"Red Ghost White Ghost" book cover


The following descriptions are excerpted from the CEAS on-line catalog which we welcome you to visit here:

RED GHOST WHITE GHOST: Stories and Essays by Kita Morio Translated with Introduction by Masako INAMOTO  This volume introduces short stories and essays by Kita Morio (1927-2011), one of the most significant, prolific, and beloved postwar writers in Japan. Also known by his literary persona, Dokutoru Manbō(Doctor Manbō), Kita was a remarkably versatile writer who produced both serious and comical works in a wide variety of genres. The story “The Red Ghost and the White Ghost,” from which the title is taken, is a children’s story about two ghosts who are incapable of scaring people. Although it is a story for children, Kita subtly includes his criticism of modern society where people only value scientific and tangible things.

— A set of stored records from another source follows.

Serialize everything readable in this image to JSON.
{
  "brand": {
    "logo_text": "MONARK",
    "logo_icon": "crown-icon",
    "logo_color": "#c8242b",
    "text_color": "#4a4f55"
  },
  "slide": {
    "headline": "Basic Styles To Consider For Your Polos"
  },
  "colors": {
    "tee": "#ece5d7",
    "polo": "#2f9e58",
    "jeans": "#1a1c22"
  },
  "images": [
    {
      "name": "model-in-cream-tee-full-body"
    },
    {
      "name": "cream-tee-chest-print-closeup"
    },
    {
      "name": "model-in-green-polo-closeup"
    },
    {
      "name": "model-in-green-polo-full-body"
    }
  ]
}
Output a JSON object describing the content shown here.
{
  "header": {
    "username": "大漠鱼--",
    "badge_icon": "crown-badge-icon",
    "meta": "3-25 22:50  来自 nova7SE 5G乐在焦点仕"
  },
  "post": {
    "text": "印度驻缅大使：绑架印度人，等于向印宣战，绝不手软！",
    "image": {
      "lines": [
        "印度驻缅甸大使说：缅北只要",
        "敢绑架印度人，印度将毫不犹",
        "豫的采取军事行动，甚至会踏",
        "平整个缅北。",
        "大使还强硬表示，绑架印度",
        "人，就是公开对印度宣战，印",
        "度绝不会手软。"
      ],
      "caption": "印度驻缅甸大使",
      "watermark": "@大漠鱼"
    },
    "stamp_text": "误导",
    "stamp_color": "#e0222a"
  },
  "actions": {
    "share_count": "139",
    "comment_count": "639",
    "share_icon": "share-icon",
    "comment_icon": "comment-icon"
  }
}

REPRESENTING LIVES IN CHINA: Forms of Biography in the Ming-Qing Period   1368-1911  Ihor Pidhainy, Roger Des Forges, Grace S. Fong, editors  The chapters in this ground-breaking volume examine the complex practices of biographical writing in Ming and Qing China.   The informed and fascinating readings illuminate the enduring appeal of representing and represented lives in Chinese history.

STORIES FROM THE SAMURAI FRINGE Hayashi Fusao's Proletarian Short Stories and the Turn to Ultranationalism in Early Shōwa Japan by Jeff E. Long  Few events have symbolized the interwar Japanese intellectual community’s inability to put up a principled resistance to the Japanese government’s growing authoritarianism like the tenkō phenomenon of the 1930s (the political and/or ideological renunciation of the Communist Party and its affiliated organizations and activities).  Here we examine Hayashi’s tenkō through a close reading of his proletarian short stories.  As a result, this work also draws attention to one of the more controversial intellectual and cultural issues during Japan’s “red decade” (1925-1935), the political role of literature in contesting the state’s dominance of state-society relations in imperial Japan.